INFORMATION GIVEN:
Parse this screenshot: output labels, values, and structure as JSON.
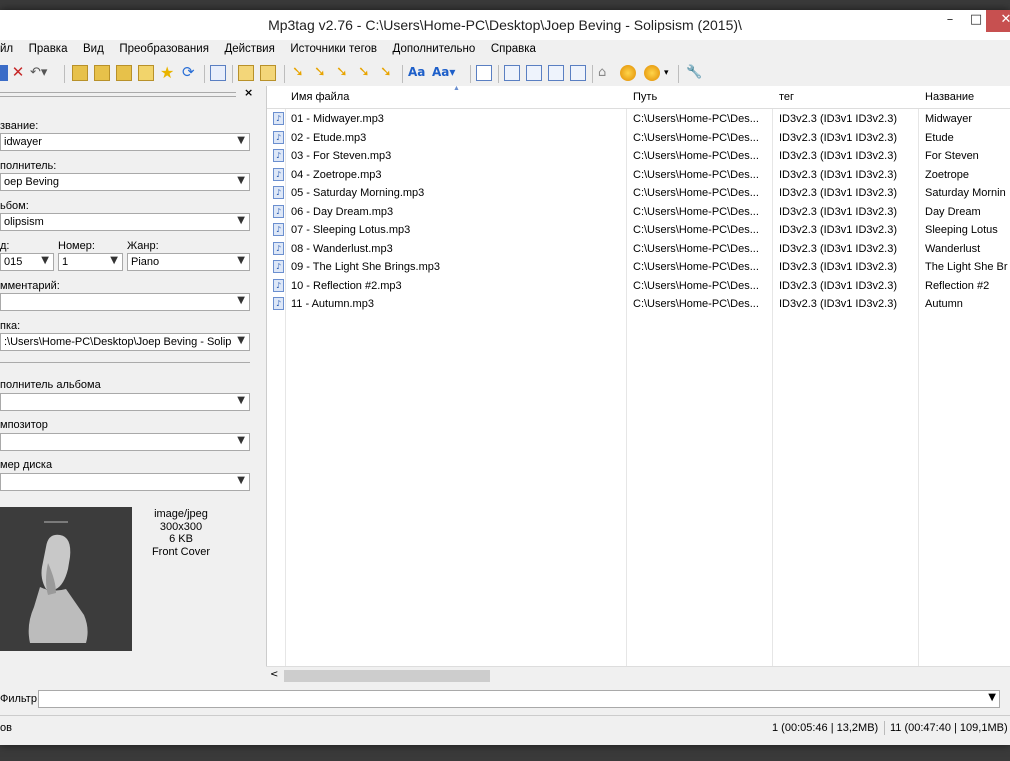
{
  "window": {
    "title": "Mp3tag v2.76  -  C:\\Users\\Home-PC\\Desktop\\Joep Beving - Solipsism (2015)\\"
  },
  "menu": [
    "йл",
    "Правка",
    "Вид",
    "Преобразования",
    "Действия",
    "Источники тегов",
    "Дополнительно",
    "Справка"
  ],
  "toolbar_icons": [
    "save-icon",
    "delete-icon",
    "undo-icon",
    "open-folder-icon",
    "add-folder-icon",
    "favorite-folder-icon",
    "star-icon",
    "refresh-icon",
    "list-icon",
    "export-icon",
    "print-icon",
    "tag-to-filename-icon",
    "filename-to-tag-icon",
    "tag-to-tag-icon",
    "text-to-tag-icon",
    "tag-sources-icon",
    "case-conversion-icon",
    "font-icon",
    "edit-icon",
    "playlist-icon",
    "autonumber-icon",
    "freedb-icon",
    "discogs-icon",
    "musicbrainz-icon",
    "web-source-icon",
    "settings-icon"
  ],
  "tag_panel": {
    "title_label": "звание:",
    "title_value": "idwayer",
    "artist_label": "полнитель:",
    "artist_value": "oep Beving",
    "album_label": "ьбом:",
    "album_value": "olipsism",
    "year_label": "д:",
    "year_value": "015",
    "track_label": "Номер:",
    "track_value": "1",
    "genre_label": "Жанр:",
    "genre_value": "Piano",
    "comment_label": "мментарий:",
    "comment_value": "",
    "folder_label": "пка:",
    "folder_value": ":\\Users\\Home-PC\\Desktop\\Joep Beving - Solipsism",
    "album_artist_label": "полнитель альбома",
    "composer_label": "мпозитор",
    "disc_label": "мер диска",
    "cover": {
      "mime": "image/jpeg",
      "size": "300x300",
      "filesize": "6 KB",
      "type": "Front Cover"
    }
  },
  "file_list": {
    "columns": [
      "Имя файла",
      "Путь",
      "тег",
      "Название"
    ],
    "rows": [
      [
        "01 - Midwayer.mp3",
        "C:\\Users\\Home-PC\\Des...",
        "ID3v2.3 (ID3v1 ID3v2.3)",
        "Midwayer"
      ],
      [
        "02 - Etude.mp3",
        "C:\\Users\\Home-PC\\Des...",
        "ID3v2.3 (ID3v1 ID3v2.3)",
        "Etude"
      ],
      [
        "03 - For Steven.mp3",
        "C:\\Users\\Home-PC\\Des...",
        "ID3v2.3 (ID3v1 ID3v2.3)",
        "For Steven"
      ],
      [
        "04 - Zoetrope.mp3",
        "C:\\Users\\Home-PC\\Des...",
        "ID3v2.3 (ID3v1 ID3v2.3)",
        "Zoetrope"
      ],
      [
        "05 - Saturday Morning.mp3",
        "C:\\Users\\Home-PC\\Des...",
        "ID3v2.3 (ID3v1 ID3v2.3)",
        "Saturday Mornin"
      ],
      [
        "06 - Day Dream.mp3",
        "C:\\Users\\Home-PC\\Des...",
        "ID3v2.3 (ID3v1 ID3v2.3)",
        "Day Dream"
      ],
      [
        "07 - Sleeping Lotus.mp3",
        "C:\\Users\\Home-PC\\Des...",
        "ID3v2.3 (ID3v1 ID3v2.3)",
        "Sleeping Lotus"
      ],
      [
        "08 - Wanderlust.mp3",
        "C:\\Users\\Home-PC\\Des...",
        "ID3v2.3 (ID3v1 ID3v2.3)",
        "Wanderlust"
      ],
      [
        "09 - The Light She Brings.mp3",
        "C:\\Users\\Home-PC\\Des...",
        "ID3v2.3 (ID3v1 ID3v2.3)",
        "The Light She Br"
      ],
      [
        "10 - Reflection #2.mp3",
        "C:\\Users\\Home-PC\\Des...",
        "ID3v2.3 (ID3v1 ID3v2.3)",
        "Reflection #2"
      ],
      [
        "11 - Autumn.mp3",
        "C:\\Users\\Home-PC\\Des...",
        "ID3v2.3 (ID3v1 ID3v2.3)",
        "Autumn"
      ]
    ]
  },
  "filter": {
    "label": "Фильтр",
    "value": ""
  },
  "status": {
    "left": "ов",
    "selection": "1 (00:05:46 | 13,2MB)",
    "total": "11 (00:47:40 | 109,1MB)"
  }
}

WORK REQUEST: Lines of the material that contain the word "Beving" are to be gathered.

OUTPUT OF THE EXERCISE:
    "title": "Mp3tag v2.76  -  C:\\Users\\Home-PC\\Desktop\\Joep Beving - Solipsism (2015)\\"
    "artist_value": "oep Beving",
    "folder_value": ":\\Users\\Home-PC\\Desktop\\Joep Beving - Solipsism",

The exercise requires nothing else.